Yesterday, the Microsoft Dev Team announced they’re introducing a proposal to bring TypeScript strict typing natively to the browser.

A lot of devs chimed in with both excitement, and suggestions for other library-based innovations they’d like to see natively. I wanted to unpack that today.

Let’s dig in!

The proposal

In their proposal, they suggest something like this…

function equals(x: number, y: number): boolean {
    return x === y;

The team is quick to point that they’re not suggesting live runtime type checking, for both compatibility and performance reasons.

Our team isn’t proposing putting TypeScript’s type-checking in every browser and JavaScript runtime – nor are we proposing any new type-checker to be put in the browser. We think doing that would cause problems for JavaScript and TypeScript users alike due to a range of issues, such as runtime performance, compatibility issues with existing TypeScript code, and the risk of halting innovation in the type-checking space.

The idea is to provide a native standard that could be used more broadly.

Instead, we’re just proposing syntax that is compatible with and motivated by TypeScript, which could be used by any type-checker, but which would skipped over by JavaScript engines. We believe that this approach is the most promising for everyone, and would continue to allow TypeScript, Flow, and others to continue to innovate.
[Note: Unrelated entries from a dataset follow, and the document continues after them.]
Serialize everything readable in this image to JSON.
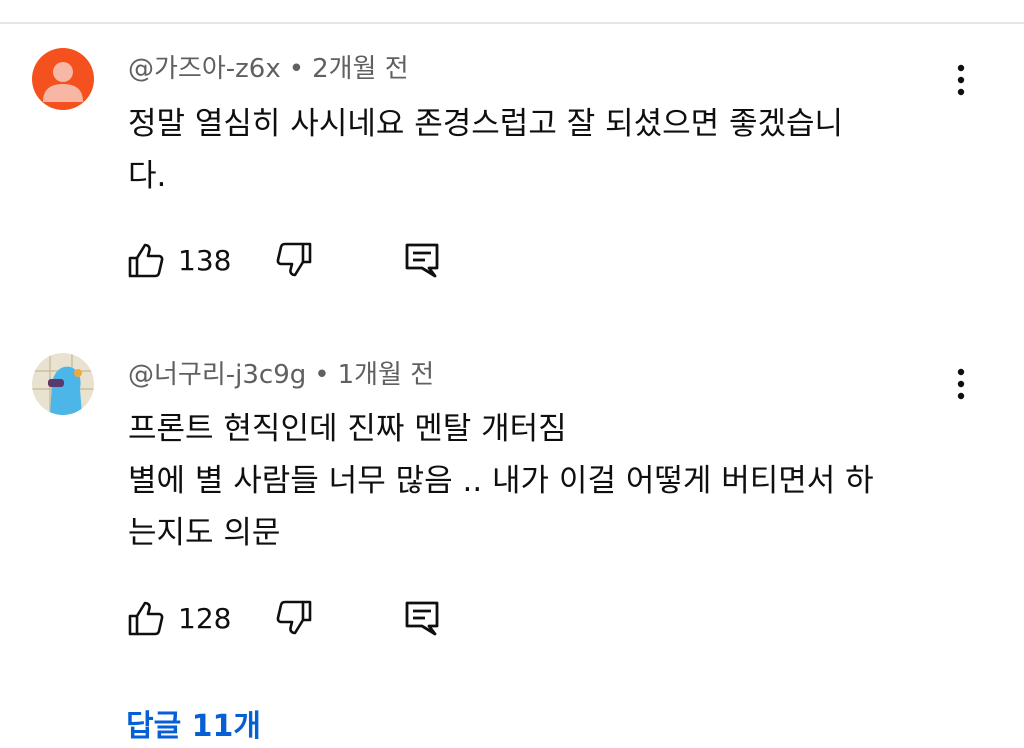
{
  "comments": [
    {
      "author": "@가즈아-z6x",
      "separator": "•",
      "time": "2개월 전",
      "lines": [
        "정말 열심히 사시네요 존경스럽고 잘 되셨으면 좋겠습니",
        "다."
      ],
      "likes": "138",
      "avatar_color": "#f4511e"
    },
    {
      "author": "@너구리-j3c9g",
      "separator": "•",
      "time": "1개월 전",
      "lines": [
        "프론트 현직인데 진짜 멘탈 개터짐",
        "별에 별 사람들 너무 많음 .. 내가 이걸 어떻게 버티면서 하",
        "는지도 의문"
      ],
      "likes": "128",
      "avatar_color": "#4db6e8"
    }
  ],
  "replies_label": "답글 11개",
  "accent_color": "#065fd4",
  "icons": [
    "like-icon",
    "dislike-icon",
    "reply-icon",
    "more-options-icon"
  ]
}
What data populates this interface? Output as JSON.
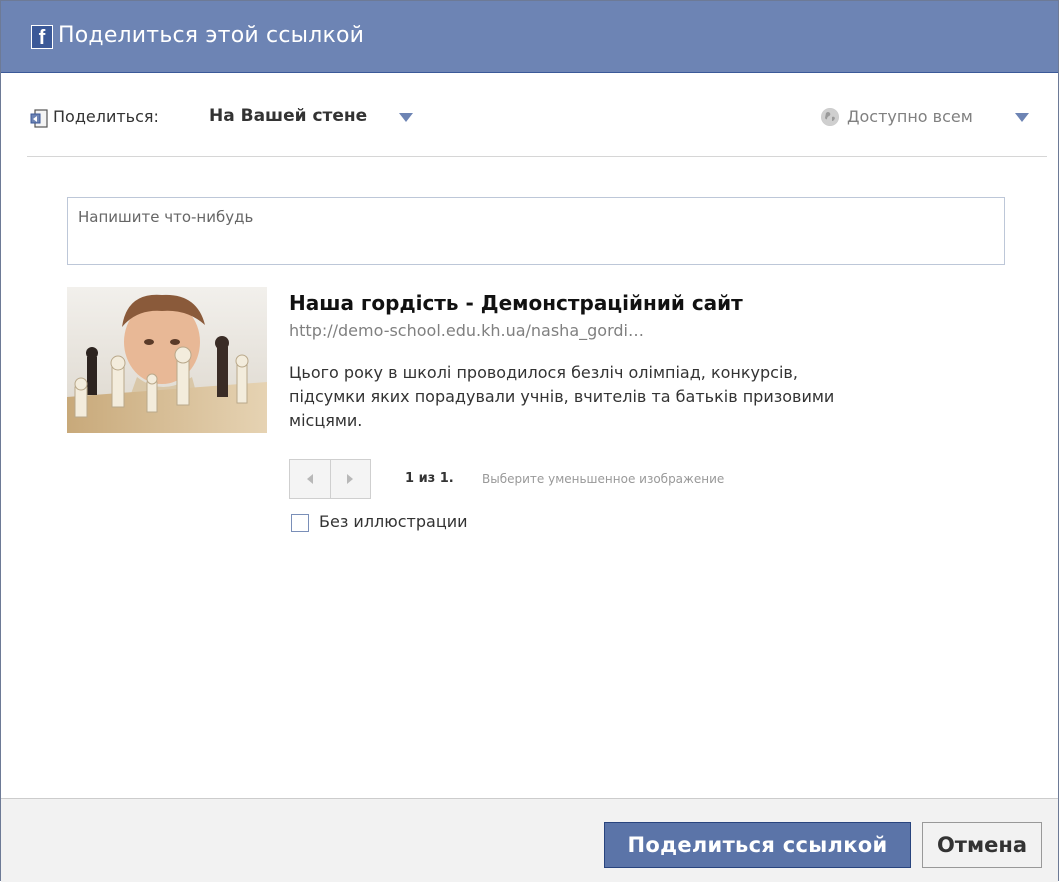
{
  "dialog": {
    "title": "Поделиться этой ссылкой",
    "logo_letter": "f"
  },
  "share": {
    "label": "Поделиться:",
    "target": "На Вашей стене",
    "privacy": "Доступно всем"
  },
  "message": {
    "placeholder": "Напишите что-нибудь",
    "value": ""
  },
  "link_preview": {
    "title": "Наша гордість - Демонстраційний сайт",
    "url": "http://demo-school.edu.kh.ua/nasha_gordi…",
    "description": "Цього року в школі проводилося безліч олімпіад, конкурсів, підсумки яких порадували учнів, вчителів та батьків призовими місцями.",
    "pager_count": "1 из 1.",
    "pager_hint": "Выберите уменьшенное изображение",
    "no_image_label": "Без иллюстрации"
  },
  "buttons": {
    "share": "Поделиться ссылкой",
    "cancel": "Отмена"
  },
  "colors": {
    "titlebar": "#6d84b4",
    "share_button": "#5b74a8"
  }
}
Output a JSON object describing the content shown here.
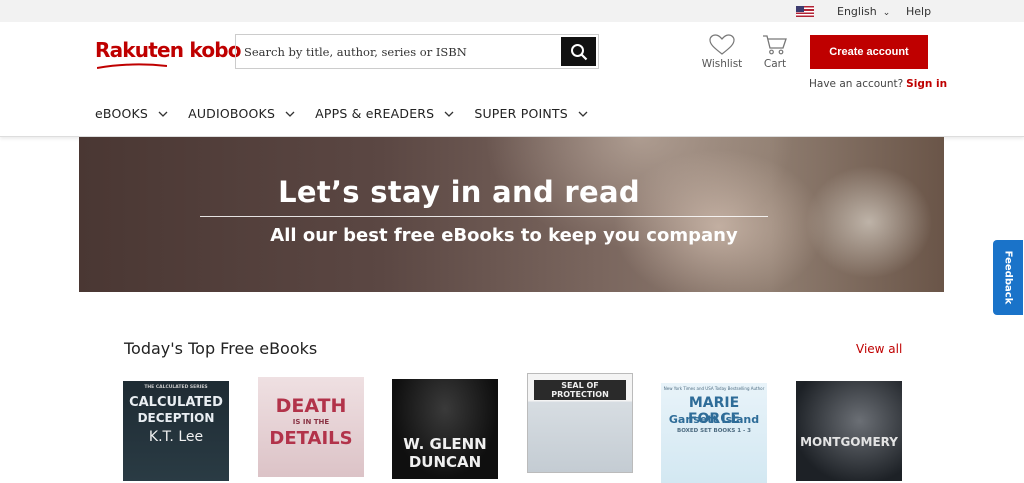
{
  "topbar": {
    "language": "English",
    "help": "Help",
    "flag_icon": "us-flag-icon"
  },
  "brand": {
    "logo_text": "Rakuten kobo",
    "accent_color": "#bf0000"
  },
  "search": {
    "placeholder": "Search by title, author, series or ISBN",
    "value": ""
  },
  "header": {
    "wishlist_label": "Wishlist",
    "cart_label": "Cart",
    "create_account": "Create account",
    "have_account": "Have an account?",
    "sign_in": "Sign in"
  },
  "nav": {
    "items": [
      {
        "label": "eBOOKS"
      },
      {
        "label": "AUDIOBOOKS"
      },
      {
        "label": "APPS & eREADERS"
      },
      {
        "label": "SUPER POINTS"
      }
    ]
  },
  "hero": {
    "title": "Let’s stay in and read",
    "subtitle": "All our best free eBooks to keep you company"
  },
  "feedback": {
    "label": "Feedback",
    "color": "#1a73c9"
  },
  "section": {
    "title": "Today's Top Free eBooks",
    "view_all": "View all",
    "books": [
      {
        "cover_lines": [
          "THE CALCULATED SERIES",
          "CALCULATED",
          "DECEPTION",
          "K.T. Lee"
        ]
      },
      {
        "cover_lines": [
          "DEATH",
          "IS IN THE",
          "DETAILS"
        ]
      },
      {
        "cover_lines": [
          "W. GLENN",
          "DUNCAN"
        ]
      },
      {
        "cover_lines": [
          "SEAL OF",
          "PROTECTION"
        ]
      },
      {
        "cover_lines": [
          "New York Times and USA Today Bestselling Author",
          "MARIE FORCE",
          "Gansett Island",
          "BOXED SET BOOKS 1 - 3"
        ]
      },
      {
        "cover_lines": [
          "MONTGOMERY"
        ]
      }
    ]
  }
}
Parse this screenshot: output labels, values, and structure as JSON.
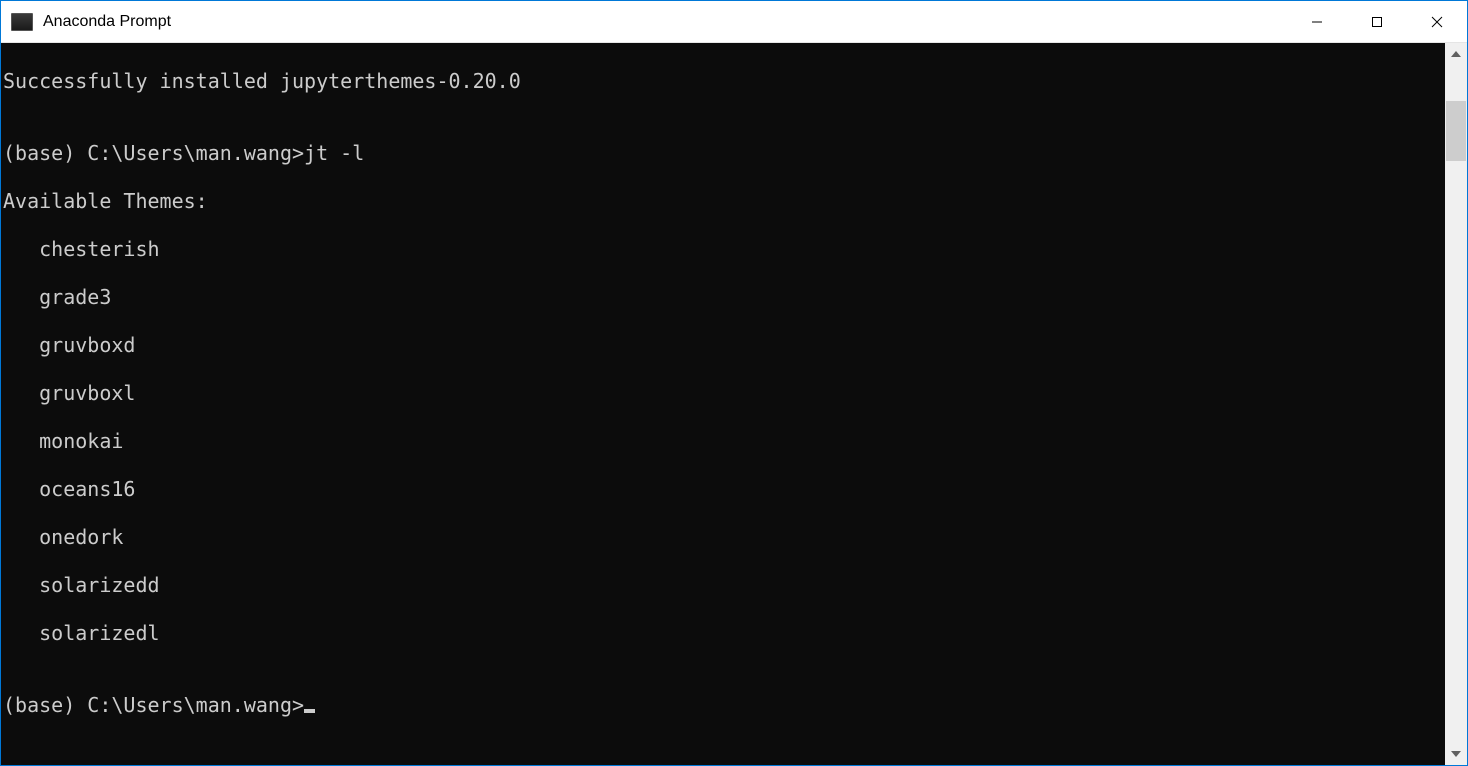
{
  "window": {
    "title": "Anaconda Prompt"
  },
  "terminal": {
    "line_install": "Successfully installed jupyterthemes-0.20.0",
    "blank1": "",
    "prompt1": "(base) C:\\Users\\man.wang>jt -l",
    "themes_header": "Available Themes:",
    "themes": [
      "chesterish",
      "grade3",
      "gruvboxd",
      "gruvboxl",
      "monokai",
      "oceans16",
      "onedork",
      "solarizedd",
      "solarizedl"
    ],
    "blank2": "",
    "prompt2": "(base) C:\\Users\\man.wang>"
  }
}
Honestly, this sounds great!

What about JSX?

I saw a handful of folks saying they’d like JSX (popularized by React) natively in the browser.

Unless I’m missing something (and I almost certainly am), the best parts of JSX are essentially what we already have today with template literals.

For example, take this JSX copy/pasted from the React website.

const name = 'Josh Perez';
const element = <h1>Hello, {name}</h1>;

Here’s that same code as native JavaScript with template literals.

const name = 'Josh Perez';
const element = `<h1>Hello, ${name}</h1>`;

I love template literals (probably for the same reason React folks love JSX)!

What we really need: DOM diffing

With state-based UI, you define how HTML should look based on the current state of some data.

Here, I’m using an array of wizards and the and Array.join() trick to create some HTML from it.

// The "state"
let wizards = ['Merlin', 'Gandalf', 'Radagast'];

// The template
function html () {

	// If there are no wizards, show a message
	if (!wizards) {
		return '<p>There are no wizards. 🧙‍♂️</p>';

	// Otherwise, create an unordered list
	return `
			${ (wizard) {
				return `<li>${wizard}</li>`;


State-based UI libraries will take the HTML that results from something like the html() function, compare it to the existing UI, and selectively update just the things that need updating.

This process is known as diffing. Any time the data updates, the UI is diffed and updated.

Without diffing (for example, just using innerHTML), you end up wiping out all of the elements and rendering them again. This is bad for performance, and will completely wipe out any user data from form fields and such.

// This is not ideal in many situations
app.innerHTML = html();

The code to do diffing well (accounting for various properties and attributes, two elements that look similar but are different, and so on) can be pretty complex, and adds a lot of weight to a page.

More than JSX or even strict type, I would love to see browser-native DOM diffing.

Imagine a native Element.prototype.diff() method that accepts an HTML string or collection of DOM nodes as an argument, and updates the existing UI to match it.

// This isn't real but I want it to be

React and Vue would continue to exist if we had something like this, just like how jQuery is still used all over the web today.

But for a lot of new and smaller projects, you could just reach for some native methods and forgo that big library. That would be a huge win for the web!